• **What the task requires**
Word for word, give the records again, dropping any picture they hold.
---*---
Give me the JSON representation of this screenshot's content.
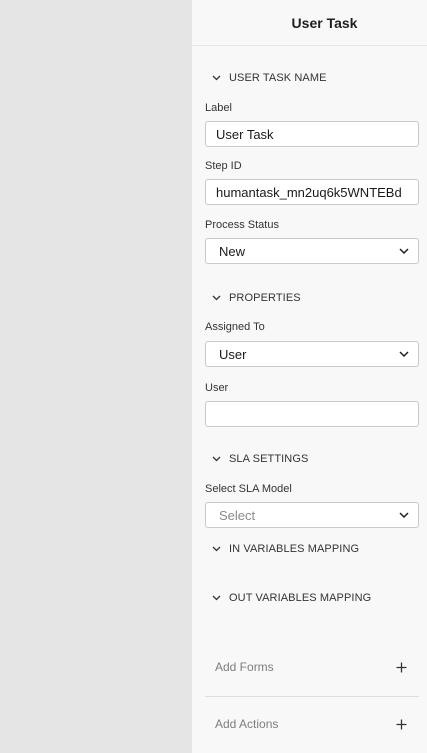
{
  "panel": {
    "title": "User Task"
  },
  "sections": {
    "user_task_name": "USER TASK NAME",
    "properties": "PROPERTIES",
    "sla_settings": "SLA SETTINGS",
    "in_variables": "IN VARIABLES MAPPING",
    "out_variables": "OUT VARIABLES MAPPING"
  },
  "fields": {
    "label": {
      "label": "Label",
      "value": "User Task"
    },
    "step_id": {
      "label": "Step ID",
      "value": "humantask_mn2uq6k5WNTEBd"
    },
    "process_status": {
      "label": "Process Status",
      "value": "New"
    },
    "assigned_to": {
      "label": "Assigned To",
      "value": "User"
    },
    "user": {
      "label": "User",
      "value": ""
    },
    "sla_model": {
      "label": "Select SLA Model",
      "placeholder": "Select"
    }
  },
  "actions": {
    "add_forms": "Add Forms",
    "add_actions": "Add Actions"
  }
}
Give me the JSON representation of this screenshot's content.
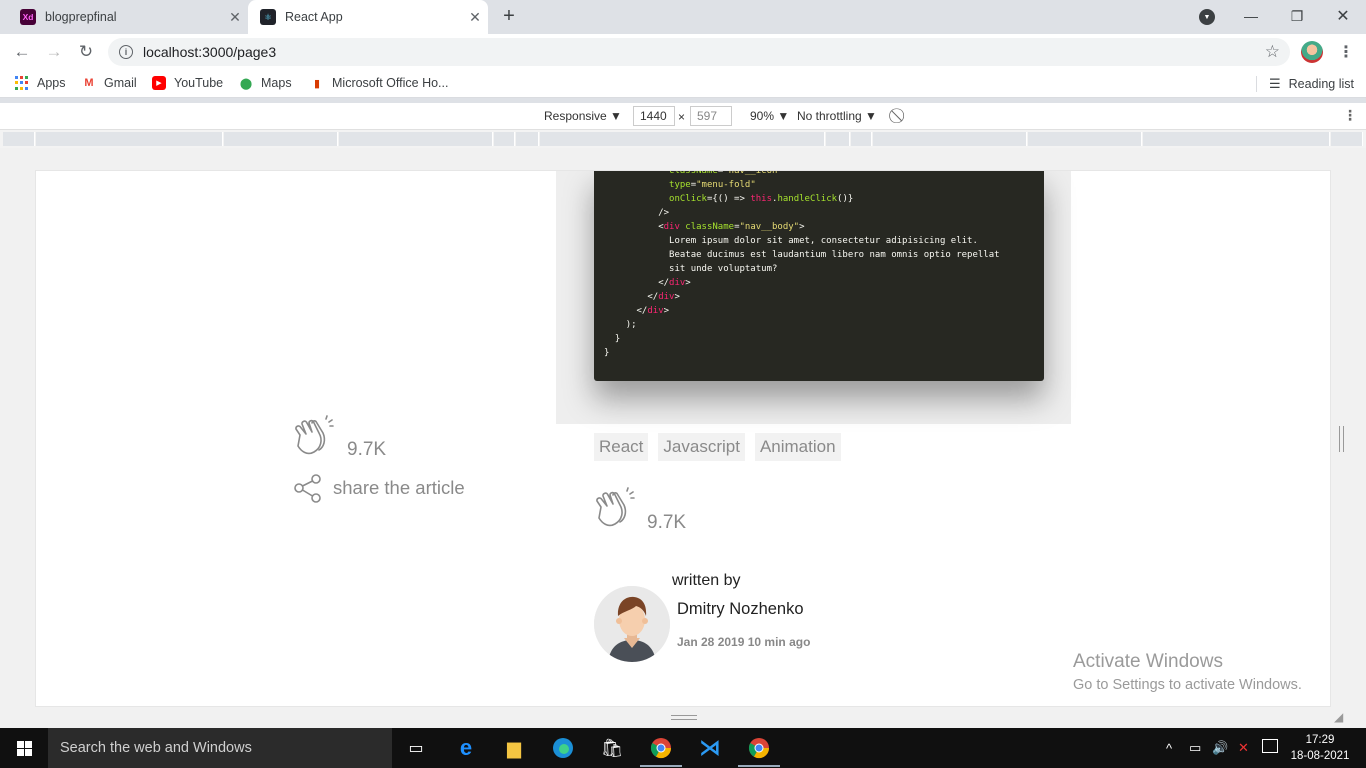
{
  "browser": {
    "tabs": [
      {
        "title": "blogprepfinal",
        "favicon": "adobe-xd-icon",
        "active": false
      },
      {
        "title": "React App",
        "favicon": "react-icon",
        "active": true
      }
    ],
    "new_tab_symbol": "+",
    "url": "localhost:3000/page3",
    "bookmarks": [
      {
        "label": "Apps",
        "icon": "apps-grid-icon"
      },
      {
        "label": "Gmail",
        "icon": "gmail-icon"
      },
      {
        "label": "YouTube",
        "icon": "youtube-icon"
      },
      {
        "label": "Maps",
        "icon": "maps-icon"
      },
      {
        "label": "Microsoft Office Ho...",
        "icon": "office-icon"
      }
    ],
    "reading_list": "Reading list"
  },
  "devtools": {
    "device": "Responsive",
    "width": "1440",
    "height": "597",
    "zoom": "90%",
    "throttling": "No throttling",
    "times": "×"
  },
  "article": {
    "code_lines": [
      {
        "indent": "            ",
        "parts": [
          {
            "t": "className",
            "c": "c-attr"
          },
          {
            "t": "=",
            "c": ""
          },
          {
            "t": "\"nav__icon\"",
            "c": "c-str"
          }
        ]
      },
      {
        "indent": "            ",
        "parts": [
          {
            "t": "type",
            "c": "c-attr"
          },
          {
            "t": "=",
            "c": ""
          },
          {
            "t": "\"menu-fold\"",
            "c": "c-str"
          }
        ]
      },
      {
        "indent": "            ",
        "parts": [
          {
            "t": "onClick",
            "c": "c-attr"
          },
          {
            "t": "={() => ",
            "c": ""
          },
          {
            "t": "this",
            "c": "c-kw"
          },
          {
            "t": ".",
            "c": ""
          },
          {
            "t": "handleClick",
            "c": "c-fn"
          },
          {
            "t": "()}",
            "c": ""
          }
        ]
      },
      {
        "indent": "          ",
        "parts": [
          {
            "t": "/>",
            "c": ""
          }
        ]
      },
      {
        "indent": "          ",
        "parts": [
          {
            "t": "<",
            "c": ""
          },
          {
            "t": "div",
            "c": "c-tag"
          },
          {
            "t": " ",
            "c": ""
          },
          {
            "t": "className",
            "c": "c-attr"
          },
          {
            "t": "=",
            "c": ""
          },
          {
            "t": "\"nav__body\"",
            "c": "c-str"
          },
          {
            "t": ">",
            "c": ""
          }
        ]
      },
      {
        "indent": "            ",
        "parts": [
          {
            "t": "Lorem ipsum dolor sit amet, consectetur adipisicing elit.",
            "c": ""
          }
        ]
      },
      {
        "indent": "            ",
        "parts": [
          {
            "t": "Beatae ducimus est laudantium libero nam omnis optio repellat",
            "c": ""
          }
        ]
      },
      {
        "indent": "            ",
        "parts": [
          {
            "t": "sit unde voluptatum?",
            "c": ""
          }
        ]
      },
      {
        "indent": "          ",
        "parts": [
          {
            "t": "</",
            "c": ""
          },
          {
            "t": "div",
            "c": "c-tag"
          },
          {
            "t": ">",
            "c": ""
          }
        ]
      },
      {
        "indent": "        ",
        "parts": [
          {
            "t": "</",
            "c": ""
          },
          {
            "t": "div",
            "c": "c-tag"
          },
          {
            "t": ">",
            "c": ""
          }
        ]
      },
      {
        "indent": "      ",
        "parts": [
          {
            "t": "</",
            "c": ""
          },
          {
            "t": "div",
            "c": "c-tag"
          },
          {
            "t": ">",
            "c": ""
          }
        ]
      },
      {
        "indent": "    ",
        "parts": [
          {
            "t": ");",
            "c": ""
          }
        ]
      },
      {
        "indent": "  ",
        "parts": [
          {
            "t": "}",
            "c": ""
          }
        ]
      },
      {
        "indent": "",
        "parts": [
          {
            "t": "}",
            "c": ""
          }
        ]
      }
    ],
    "side_clap_count": "9.7K",
    "share_label": "share the article",
    "tags": [
      "React",
      "Javascript",
      "Animation"
    ],
    "clap_count": "9.7K",
    "written_by": "written by",
    "author_name": "Dmitry Nozhenko",
    "post_meta": "Jan 28 2019 10 min ago"
  },
  "watermark": {
    "line1": "Activate Windows",
    "line2": "Go to Settings to activate Windows."
  },
  "taskbar": {
    "search_placeholder": "Search the web and Windows",
    "time": "17:29",
    "date": "18-08-2021"
  },
  "colors": {
    "code_bg": "#272822",
    "chip_bg": "#f2f2f2",
    "muted_text": "#8a8a8a"
  }
}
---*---
• **Result of the task**
Give me the JSON representation of this screenshot's content.
{
  "panel": {
    "title": "User Task"
  },
  "sections": {
    "user_task_name": "USER TASK NAME",
    "properties": "PROPERTIES",
    "sla_settings": "SLA SETTINGS",
    "in_variables": "IN VARIABLES MAPPING",
    "out_variables": "OUT VARIABLES MAPPING"
  },
  "fields": {
    "label": {
      "label": "Label",
      "value": "User Task"
    },
    "step_id": {
      "label": "Step ID",
      "value": "humantask_mn2uq6k5WNTEBd"
    },
    "process_status": {
      "label": "Process Status",
      "value": "New"
    },
    "assigned_to": {
      "label": "Assigned To",
      "value": "User"
    },
    "user": {
      "label": "User",
      "value": ""
    },
    "sla_model": {
      "label": "Select SLA Model",
      "placeholder": "Select"
    }
  },
  "actions": {
    "add_forms": "Add Forms",
    "add_actions": "Add Actions"
  }
}
Give me the JSON representation of this screenshot's content.
{
  "browser": {
    "tabs": [
      {
        "title": "blogprepfinal",
        "favicon": "adobe-xd-icon",
        "active": false
      },
      {
        "title": "React App",
        "favicon": "react-icon",
        "active": true
      }
    ],
    "new_tab_symbol": "+",
    "url": "localhost:3000/page3",
    "bookmarks": [
      {
        "label": "Apps",
        "icon": "apps-grid-icon"
      },
      {
        "label": "Gmail",
        "icon": "gmail-icon"
      },
      {
        "label": "YouTube",
        "icon": "youtube-icon"
      },
      {
        "label": "Maps",
        "icon": "maps-icon"
      },
      {
        "label": "Microsoft Office Ho...",
        "icon": "office-icon"
      }
    ],
    "reading_list": "Reading list"
  },
  "devtools": {
    "device": "Responsive",
    "width": "1440",
    "height": "597",
    "zoom": "90%",
    "throttling": "No throttling",
    "times": "×"
  },
  "article": {
    "code_lines": [
      {
        "indent": "            ",
        "parts": [
          {
            "t": "className",
            "c": "c-attr"
          },
          {
            "t": "=",
            "c": ""
          },
          {
            "t": "\"nav__icon\"",
            "c": "c-str"
          }
        ]
      },
      {
        "indent": "            ",
        "parts": [
          {
            "t": "type",
            "c": "c-attr"
          },
          {
            "t": "=",
            "c": ""
          },
          {
            "t": "\"menu-fold\"",
            "c": "c-str"
          }
        ]
      },
      {
        "indent": "            ",
        "parts": [
          {
            "t": "onClick",
            "c": "c-attr"
          },
          {
            "t": "={() => ",
            "c": ""
          },
          {
            "t": "this",
            "c": "c-kw"
          },
          {
            "t": ".",
            "c": ""
          },
          {
            "t": "handleClick",
            "c": "c-fn"
          },
          {
            "t": "()}",
            "c": ""
          }
        ]
      },
      {
        "indent": "          ",
        "parts": [
          {
            "t": "/>",
            "c": ""
          }
        ]
      },
      {
        "indent": "          ",
        "parts": [
          {
            "t": "<",
            "c": ""
          },
          {
            "t": "div",
            "c": "c-tag"
          },
          {
            "t": " ",
            "c": ""
          },
          {
            "t": "className",
            "c": "c-attr"
          },
          {
            "t": "=",
            "c": ""
          },
          {
            "t": "\"nav__body\"",
            "c": "c-str"
          },
          {
            "t": ">",
            "c": ""
          }
        ]
      },
      {
        "indent": "            ",
        "parts": [
          {
            "t": "Lorem ipsum dolor sit amet, consectetur adipisicing elit.",
            "c": ""
          }
        ]
      },
      {
        "indent": "            ",
        "parts": [
          {
            "t": "Beatae ducimus est laudantium libero nam omnis optio repellat",
            "c": ""
          }
        ]
      },
      {
        "indent": "            ",
        "parts": [
          {
            "t": "sit unde voluptatum?",
            "c": ""
          }
        ]
      },
      {
        "indent": "          ",
        "parts": [
          {
            "t": "</",
            "c": ""
          },
          {
            "t": "div",
            "c": "c-tag"
          },
          {
            "t": ">",
            "c": ""
          }
        ]
      },
      {
        "indent": "        ",
        "parts": [
          {
            "t": "</",
            "c": ""
          },
          {
            "t": "div",
            "c": "c-tag"
          },
          {
            "t": ">",
            "c": ""
          }
        ]
      },
      {
        "indent": "      ",
        "parts": [
          {
            "t": "</",
            "c": ""
          },
          {
            "t": "div",
            "c": "c-tag"
          },
          {
            "t": ">",
            "c": ""
          }
        ]
      },
      {
        "indent": "    ",
        "parts": [
          {
            "t": ");",
            "c": ""
          }
        ]
      },
      {
        "indent": "  ",
        "parts": [
          {
            "t": "}",
            "c": ""
          }
        ]
      },
      {
        "indent": "",
        "parts": [
          {
            "t": "}",
            "c": ""
          }
        ]
      }
    ],
    "side_clap_count": "9.7K",
    "share_label": "share the article",
    "tags": [
      "React",
      "Javascript",
      "Animation"
    ],
    "clap_count": "9.7K",
    "written_by": "written by",
    "author_name": "Dmitry Nozhenko",
    "post_meta": "Jan 28 2019 10 min ago"
  },
  "watermark": {
    "line1": "Activate Windows",
    "line2": "Go to Settings to activate Windows."
  },
  "taskbar": {
    "search_placeholder": "Search the web and Windows",
    "time": "17:29",
    "date": "18-08-2021"
  },
  "colors": {
    "code_bg": "#272822",
    "chip_bg": "#f2f2f2",
    "muted_text": "#8a8a8a"
  }
}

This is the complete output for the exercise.